Today we begin a six-part series on the Great Lakes of North America, starting with Lake Erie. Lake Erie’s name comes from the Erie tribe, a shortened form of the Iroquoian word erielhonan, which means “long tail.”
Lake Erie is the fourth largest lake (by surface area) of the five Great Lakes. It is the southernmost, shallowest, and smallest by volume of the Great Lakes and therefore also has the shortest average water residence time (or detention time), which averages at about 2.6 years. Lake Erie’s water level fluctuates with the seasons as in the other Great Lakes. Generally, the lowest levels are in January and February, and the highest in June or July, although there have been exceptions. In winter, being the shallowest of the Great Lakes, it is the most likely to freeze and frequently does. In 2010, meteorologists reported that the lake had frozen over, marking the first time the lake had completely frozen over since the winter of 1995–1996. In past years, lake ice was so thick that it was possible to drive over it or go sailing on iceboats; but in the first decade of the 21st century, the ice has not been thick enough for such activities.
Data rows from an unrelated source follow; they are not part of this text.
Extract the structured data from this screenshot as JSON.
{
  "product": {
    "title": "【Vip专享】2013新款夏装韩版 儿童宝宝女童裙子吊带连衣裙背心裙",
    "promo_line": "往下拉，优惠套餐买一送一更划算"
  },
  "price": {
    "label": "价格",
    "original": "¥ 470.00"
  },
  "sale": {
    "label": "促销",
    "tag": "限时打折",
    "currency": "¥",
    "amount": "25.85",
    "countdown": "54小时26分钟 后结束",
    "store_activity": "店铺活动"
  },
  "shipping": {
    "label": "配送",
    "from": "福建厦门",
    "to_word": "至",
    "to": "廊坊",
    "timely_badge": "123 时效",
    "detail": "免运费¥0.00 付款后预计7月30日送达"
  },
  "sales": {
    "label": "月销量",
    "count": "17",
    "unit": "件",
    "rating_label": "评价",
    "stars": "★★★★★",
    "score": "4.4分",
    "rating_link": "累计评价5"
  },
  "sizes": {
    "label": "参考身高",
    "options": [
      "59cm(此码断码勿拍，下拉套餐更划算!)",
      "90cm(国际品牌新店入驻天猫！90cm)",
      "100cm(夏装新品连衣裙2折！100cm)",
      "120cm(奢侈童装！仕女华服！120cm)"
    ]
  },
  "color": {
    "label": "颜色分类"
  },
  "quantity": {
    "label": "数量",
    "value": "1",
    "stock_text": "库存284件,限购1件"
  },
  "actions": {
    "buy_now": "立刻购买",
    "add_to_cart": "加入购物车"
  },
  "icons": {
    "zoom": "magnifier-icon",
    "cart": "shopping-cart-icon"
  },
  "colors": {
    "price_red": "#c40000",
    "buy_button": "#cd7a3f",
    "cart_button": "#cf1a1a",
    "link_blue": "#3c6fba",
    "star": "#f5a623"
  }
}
Lake Erie is bounded by the province of Ontario to the north, and the states of Ohio, Pennsylvania, and New York to the south, and Michigan to the west. The outflow from the lake provides hydroelectric power to Canada and the U.S. as it spins huge turbines at Niagara Falls. In a previous post, we discussed the detrimental effect of algal bloom on Lake Erie; pollution and protection have been a problem since the 1950’s and 60’s, and until the Clean Water Act was passed in 1973 and an International Water Quality Agreement between the US and Canada that same year, the amount of industrial waste and inadequately-treated sewage discharged into the lake was estimated at 1.5 billion gallons per day. Efforts are still on-going to restore the integrity of Lake Erie’s waters.
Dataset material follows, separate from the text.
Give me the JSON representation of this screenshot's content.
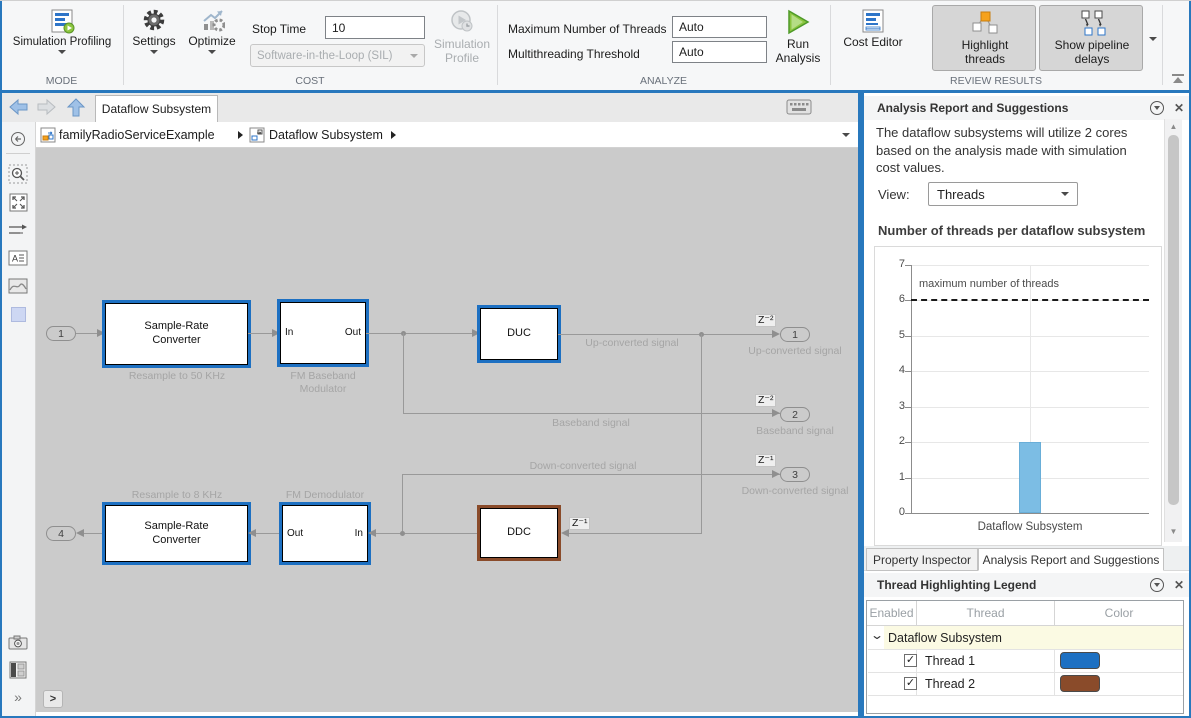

Lake Erie is by no means obsolete, though. The lake supports a strong sport fishery, as well as commercial fishing, and ice fishing when the lake has frozen over. Additionally, there are public parks, shipwreck dives, islands (most notably Kelleys island, Pellee island and South Bass island), water sports, cruises, biking and hiking, and vineyards along the shoreline. Lake Erie also floats commercial shipping enterprises with numerous ports and lighthouses. Take time this summer to explore some of the wonders of this Great Lake!